If you rely on prescription eyewear to see clearly, you are probably already familiar and frustrated with the limitations that it poses. From the fragility of glasses and an inability to wear them during activities such as swimming, to a dislike of handling contact lenses and struggling to wear them when you have hayfever or a cold, there are many compromises that need to be made by patients who are forced to wear an ocular device to see more clearly.
Fortunately, there is now another option. Laser eye surgery is now one of the most commonly requested elective surgeries in the world and can transform your eyesight in just a matter of minutes.
PRK, or photorefractive keratectomy as it is officially known, is the original form of refractive laser eye surgery which actually preceded LASIK. It uses excimer lasers to remove the outer layer of cells from the cornea so that the underlying tissue can be reshaped to correct the refractive error the patient is suffering from. This means making the cornea steeper, flatter or more evenly shaped. In doing so, PRK can correct the most common refractive errors that usually require a patient to wear prescription eyewear. These are:
- Presbyopia aka far-sightedness
- Myopia aka near-sightedness
- Astigmatism. This is where the cornea is shaped like a football rather than round like a soccer ball.

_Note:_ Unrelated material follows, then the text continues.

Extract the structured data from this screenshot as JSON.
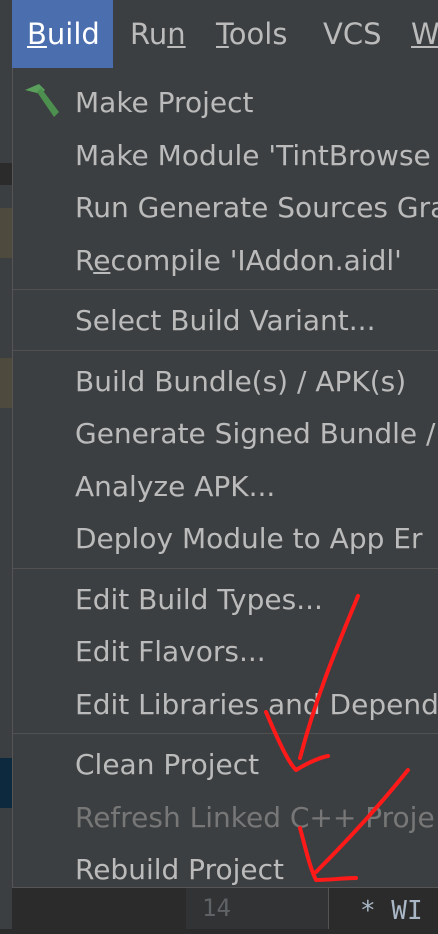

All of these conditions occur because the light that enters the eye is refracted incorrectly. By correcting the refractive error, PRK surgery can significantly reduce or even entirely eliminate the need for the patient to wear prescription glasses or contact lenses.
PRK surgery is very straightforward and the entire appointment can be performed in less than an hour. It is minimally invasive and since you will be given numbing eye drops ahead of the procedure, you will not experience any pain.
Unlike LASIK which creates a flap in the outer layer of tissue through which the reshaping of the eye, PRK removes the outer layer in its entirety. While this means that the patient may take slightly longer to recover, there is no risk of flap complications such as microscopic debris becoming trapped under the flap or it failing to heal properly. Instead, the entire outer layer of the cornea, known as the epithelium, regrows as one unit.
After the cornea has been reshaped our surgeon will place a soft contact lens over the eye to help the outer layer grow back.
Here is what you can expect in the days, weeks and months after your PRK surgery.
Unsurprisingly, this is the most important part of the recovery period and the time when the epithelium regrows to safely cover your cornea again. The contact lens that was put in place after your PRK surgery will need to be worn for around 5 days until the epithelium has completely grown back.
Some minor discomfort, scratchiness and blurred vision is to be expected during this time and you may wish to take some over the counter pain relief. It is crucially important that you do not rub or scratch your eyes during this time, and most patients are recommended to wear an eye mask while they sleep to prevent them from inadvertently touching their eyes. You will also be given eye drops to help keep your eyes lubricated and you should stick to the schedule provided by our surgeon.
Our surgeon will want to see you a few days after your procedure to check on the progress of your healing and ensure that no complications have occurred.
Your eyes will continue to heal in the weeks after your PRK surgery and during this time you might experience sensitivity to light and poor night vision. However, you will almost certainly notice a dramatic improvement in the quality of your vision as the biggest improvement in your eyesight takes place in the first 10 days after PRK.
By the time you reach 6 months after your PRK surgery, you will have visited our surgeon several times so that the progress of your healing and the success of your procedure can be monitored. By this point you should have no long-standing effects from your surgery and your vision should have reached the point where it is as improved as it can be. This may mean that you are a lot less reliant on your prescriptive eyewear, but many patients will achieve 20/20 vision.
If you are considering PRK surgery and would like to know more about the procedure and the recovery process, our experienced staff would be happy to assist you. Please contact our clinic to get in touch.